### Assignment
Every entry needs to be reproduced exactly.

[Recorded data]

┌────────

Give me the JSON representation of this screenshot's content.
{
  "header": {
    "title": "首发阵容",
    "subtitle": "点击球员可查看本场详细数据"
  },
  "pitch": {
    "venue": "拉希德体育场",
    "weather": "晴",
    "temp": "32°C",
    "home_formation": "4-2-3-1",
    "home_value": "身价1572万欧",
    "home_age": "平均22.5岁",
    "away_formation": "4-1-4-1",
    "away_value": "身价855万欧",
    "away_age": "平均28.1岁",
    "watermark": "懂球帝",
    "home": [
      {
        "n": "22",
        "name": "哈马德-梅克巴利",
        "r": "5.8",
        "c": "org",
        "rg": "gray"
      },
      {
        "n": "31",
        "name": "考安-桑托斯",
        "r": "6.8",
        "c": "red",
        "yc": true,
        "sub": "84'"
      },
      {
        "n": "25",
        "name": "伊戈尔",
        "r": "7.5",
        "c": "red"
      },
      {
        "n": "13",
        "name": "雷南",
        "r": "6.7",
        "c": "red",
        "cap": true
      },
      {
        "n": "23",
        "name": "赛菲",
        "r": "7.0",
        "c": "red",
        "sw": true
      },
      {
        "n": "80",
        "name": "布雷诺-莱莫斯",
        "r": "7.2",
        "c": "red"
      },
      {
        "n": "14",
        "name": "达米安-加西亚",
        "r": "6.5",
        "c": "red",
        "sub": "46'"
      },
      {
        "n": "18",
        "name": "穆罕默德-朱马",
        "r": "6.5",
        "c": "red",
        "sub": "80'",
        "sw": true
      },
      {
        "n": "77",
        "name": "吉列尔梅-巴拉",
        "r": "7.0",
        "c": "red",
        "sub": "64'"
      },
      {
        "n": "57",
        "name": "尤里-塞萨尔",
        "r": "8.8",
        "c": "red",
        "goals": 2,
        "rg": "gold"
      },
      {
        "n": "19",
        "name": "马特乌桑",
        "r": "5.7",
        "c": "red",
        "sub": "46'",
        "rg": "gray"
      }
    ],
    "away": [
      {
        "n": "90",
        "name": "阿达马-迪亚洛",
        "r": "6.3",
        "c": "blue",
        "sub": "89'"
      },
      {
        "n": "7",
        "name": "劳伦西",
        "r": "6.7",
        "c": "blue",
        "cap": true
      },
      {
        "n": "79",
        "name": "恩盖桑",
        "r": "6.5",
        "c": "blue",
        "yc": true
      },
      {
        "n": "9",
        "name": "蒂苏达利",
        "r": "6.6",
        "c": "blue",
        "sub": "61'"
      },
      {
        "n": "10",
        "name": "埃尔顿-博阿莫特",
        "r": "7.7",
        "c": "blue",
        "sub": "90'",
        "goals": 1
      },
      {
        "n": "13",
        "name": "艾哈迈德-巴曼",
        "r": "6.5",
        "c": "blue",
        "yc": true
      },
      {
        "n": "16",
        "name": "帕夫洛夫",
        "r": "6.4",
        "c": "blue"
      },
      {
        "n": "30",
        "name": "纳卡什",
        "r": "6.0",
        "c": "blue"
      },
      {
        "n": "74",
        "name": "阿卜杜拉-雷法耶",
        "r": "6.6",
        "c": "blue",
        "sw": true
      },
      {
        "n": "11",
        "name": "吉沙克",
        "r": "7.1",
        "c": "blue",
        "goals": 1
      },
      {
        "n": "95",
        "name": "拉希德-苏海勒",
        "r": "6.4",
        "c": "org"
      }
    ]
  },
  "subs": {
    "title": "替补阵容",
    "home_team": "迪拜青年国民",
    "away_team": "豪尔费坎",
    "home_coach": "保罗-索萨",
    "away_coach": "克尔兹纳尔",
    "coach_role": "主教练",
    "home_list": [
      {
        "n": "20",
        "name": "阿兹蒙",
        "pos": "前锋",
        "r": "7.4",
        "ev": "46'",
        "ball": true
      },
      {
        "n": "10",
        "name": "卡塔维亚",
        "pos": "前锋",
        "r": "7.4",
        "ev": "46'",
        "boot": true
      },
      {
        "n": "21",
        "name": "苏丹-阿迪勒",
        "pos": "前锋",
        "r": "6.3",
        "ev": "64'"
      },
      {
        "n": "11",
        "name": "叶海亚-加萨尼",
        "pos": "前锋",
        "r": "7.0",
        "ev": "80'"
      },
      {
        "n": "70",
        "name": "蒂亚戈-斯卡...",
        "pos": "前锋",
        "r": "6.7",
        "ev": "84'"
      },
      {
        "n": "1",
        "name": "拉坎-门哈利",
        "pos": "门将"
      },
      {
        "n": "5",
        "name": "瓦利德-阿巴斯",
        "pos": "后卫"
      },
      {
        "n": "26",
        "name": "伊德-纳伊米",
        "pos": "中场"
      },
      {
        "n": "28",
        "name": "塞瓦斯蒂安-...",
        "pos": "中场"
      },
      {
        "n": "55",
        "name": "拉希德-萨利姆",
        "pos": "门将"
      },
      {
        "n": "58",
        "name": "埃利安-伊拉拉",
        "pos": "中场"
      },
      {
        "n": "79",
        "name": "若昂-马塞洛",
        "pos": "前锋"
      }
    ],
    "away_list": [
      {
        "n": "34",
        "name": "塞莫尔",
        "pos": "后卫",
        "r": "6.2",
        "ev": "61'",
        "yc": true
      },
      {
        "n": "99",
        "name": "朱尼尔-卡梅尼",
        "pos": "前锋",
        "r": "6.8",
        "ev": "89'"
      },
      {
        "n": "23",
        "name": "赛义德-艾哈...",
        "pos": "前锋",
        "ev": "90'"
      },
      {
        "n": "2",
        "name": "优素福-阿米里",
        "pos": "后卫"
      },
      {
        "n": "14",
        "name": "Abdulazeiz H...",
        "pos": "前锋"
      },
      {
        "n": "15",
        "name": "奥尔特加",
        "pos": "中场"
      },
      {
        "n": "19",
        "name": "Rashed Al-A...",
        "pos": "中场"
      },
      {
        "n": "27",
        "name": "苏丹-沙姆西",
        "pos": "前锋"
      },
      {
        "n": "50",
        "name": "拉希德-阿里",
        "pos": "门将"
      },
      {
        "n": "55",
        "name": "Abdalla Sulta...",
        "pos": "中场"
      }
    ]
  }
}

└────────

### Task solution
Give me the JSON representation of this screenshot's content.
{
  "header": {
    "title": "首发阵容",
    "subtitle": "点击球员可查看本场详细数据"
  },
  "pitch": {
    "venue": "拉希德体育场",
    "weather": "晴",
    "temp": "32°C",
    "home_formation": "4-2-3-1",
    "home_value": "身价1572万欧",
    "home_age": "平均22.5岁",
    "away_formation": "4-1-4-1",
    "away_value": "身价855万欧",
    "away_age": "平均28.1岁",
    "watermark": "懂球帝",
    "home": [
      {
        "n": "22",
        "name": "哈马德-梅克巴利",
        "r": "5.8",
        "c": "org",
        "rg": "gray"
      },
      {
        "n": "31",
        "name": "考安-桑托斯",
        "r": "6.8",
        "c": "red",
        "yc": true,
        "sub": "84'"
      },
      {
        "n": "25",
        "name": "伊戈尔",
        "r": "7.5",
        "c": "red"
      },
      {
        "n": "13",
        "name": "雷南",
        "r": "6.7",
        "c": "red",
        "cap": true
      },
      {
        "n": "23",
        "name": "赛菲",
        "r": "7.0",
        "c": "red",
        "sw": true
      },
      {
        "n": "80",
        "name": "布雷诺-莱莫斯",
        "r": "7.2",
        "c": "red"
      },
      {
        "n": "14",
        "name": "达米安-加西亚",
        "r": "6.5",
        "c": "red",
        "sub": "46'"
      },
      {
        "n": "18",
        "name": "穆罕默德-朱马",
        "r": "6.5",
        "c": "red",
        "sub": "80'",
        "sw": true
      },
      {
        "n": "77",
        "name": "吉列尔梅-巴拉",
        "r": "7.0",
        "c": "red",
        "sub": "64'"
      },
      {
        "n": "57",
        "name": "尤里-塞萨尔",
        "r": "8.8",
        "c": "red",
        "goals": 2,
        "rg": "gold"
      },
      {
        "n": "19",
        "name": "马特乌桑",
        "r": "5.7",
        "c": "red",
        "sub": "46'",
        "rg": "gray"
      }
    ],
    "away": [
      {
        "n": "90",
        "name": "阿达马-迪亚洛",
        "r": "6.3",
        "c": "blue",
        "sub": "89'"
      },
      {
        "n": "7",
        "name": "劳伦西",
        "r": "6.7",
        "c": "blue",
        "cap": true
      },
      {
        "n": "79",
        "name": "恩盖桑",
        "r": "6.5",
        "c": "blue",
        "yc": true
      },
      {
        "n": "9",
        "name": "蒂苏达利",
        "r": "6.6",
        "c": "blue",
        "sub": "61'"
      },
      {
        "n": "10",
        "name": "埃尔顿-博阿莫特",
        "r": "7.7",
        "c": "blue",
        "sub": "90'",
        "goals": 1
      },
      {
        "n": "13",
        "name": "艾哈迈德-巴曼",
        "r": "6.5",
        "c": "blue",
        "yc": true
      },
      {
        "n": "16",
        "name": "帕夫洛夫",
        "r": "6.4",
        "c": "blue"
      },
      {
        "n": "30",
        "name": "纳卡什",
        "r": "6.0",
        "c": "blue"
      },
      {
        "n": "74",
        "name": "阿卜杜拉-雷法耶",
        "r": "6.6",
        "c": "blue",
        "sw": true
      },
      {
        "n": "11",
        "name": "吉沙克",
        "r": "7.1",
        "c": "blue",
        "goals": 1
      },
      {
        "n": "95",
        "name": "拉希德-苏海勒",
        "r": "6.4",
        "c": "org"
      }
    ]
  },
  "subs": {
    "title": "替补阵容",
    "home_team": "迪拜青年国民",
    "away_team": "豪尔费坎",
    "home_coach": "保罗-索萨",
    "away_coach": "克尔兹纳尔",
    "coach_role": "主教练",
    "home_list": [
      {
        "n": "20",
        "name": "阿兹蒙",
        "pos": "前锋",
        "r": "7.4",
        "ev": "46'",
        "ball": true
      },
      {
        "n": "10",
        "name": "卡塔维亚",
        "pos": "前锋",
        "r": "7.4",
        "ev": "46'",
        "boot": true
      },
      {
        "n": "21",
        "name": "苏丹-阿迪勒",
        "pos": "前锋",
        "r": "6.3",
        "ev": "64'"
      },
      {
        "n": "11",
        "name": "叶海亚-加萨尼",
        "pos": "前锋",
        "r": "7.0",
        "ev": "80'"
      },
      {
        "n": "70",
        "name": "蒂亚戈-斯卡...",
        "pos": "前锋",
        "r": "6.7",
        "ev": "84'"
      },
      {
        "n": "1",
        "name": "拉坎-门哈利",
        "pos": "门将"
      },
      {
        "n": "5",
        "name": "瓦利德-阿巴斯",
        "pos": "后卫"
      },
      {
        "n": "26",
        "name": "伊德-纳伊米",
        "pos": "中场"
      },
      {
        "n": "28",
        "name": "塞瓦斯蒂安-...",
        "pos": "中场"
      },
      {
        "n": "55",
        "name": "拉希德-萨利姆",
        "pos": "门将"
      },
      {
        "n": "58",
        "name": "埃利安-伊拉拉",
        "pos": "中场"
      },
      {
        "n": "79",
        "name": "若昂-马塞洛",
        "pos": "前锋"
      }
    ],
    "away_list": [
      {
        "n": "34",
        "name": "塞莫尔",
        "pos": "后卫",
        "r": "6.2",
        "ev": "61'",
        "yc": true
      },
      {
        "n": "99",
        "name": "朱尼尔-卡梅尼",
        "pos": "前锋",
        "r": "6.8",
        "ev": "89'"
      },
      {
        "n": "23",
        "name": "赛义德-艾哈...",
        "pos": "前锋",
        "ev": "90'"
      },
      {
        "n": "2",
        "name": "优素福-阿米里",
        "pos": "后卫"
      },
      {
        "n": "14",
        "name": "Abdulazeiz H...",
        "pos": "前锋"
      },
      {
        "n": "15",
        "name": "奥尔特加",
        "pos": "中场"
      },
      {
        "n": "19",
        "name": "Rashed Al-A...",
        "pos": "中场"
      },
      {
        "n": "27",
        "name": "苏丹-沙姆西",
        "pos": "前锋"
      },
      {
        "n": "50",
        "name": "拉希德-阿里",
        "pos": "门将"
      },
      {
        "n": "55",
        "name": "Abdalla Sulta...",
        "pos": "中场"
      }
    ]
  }
}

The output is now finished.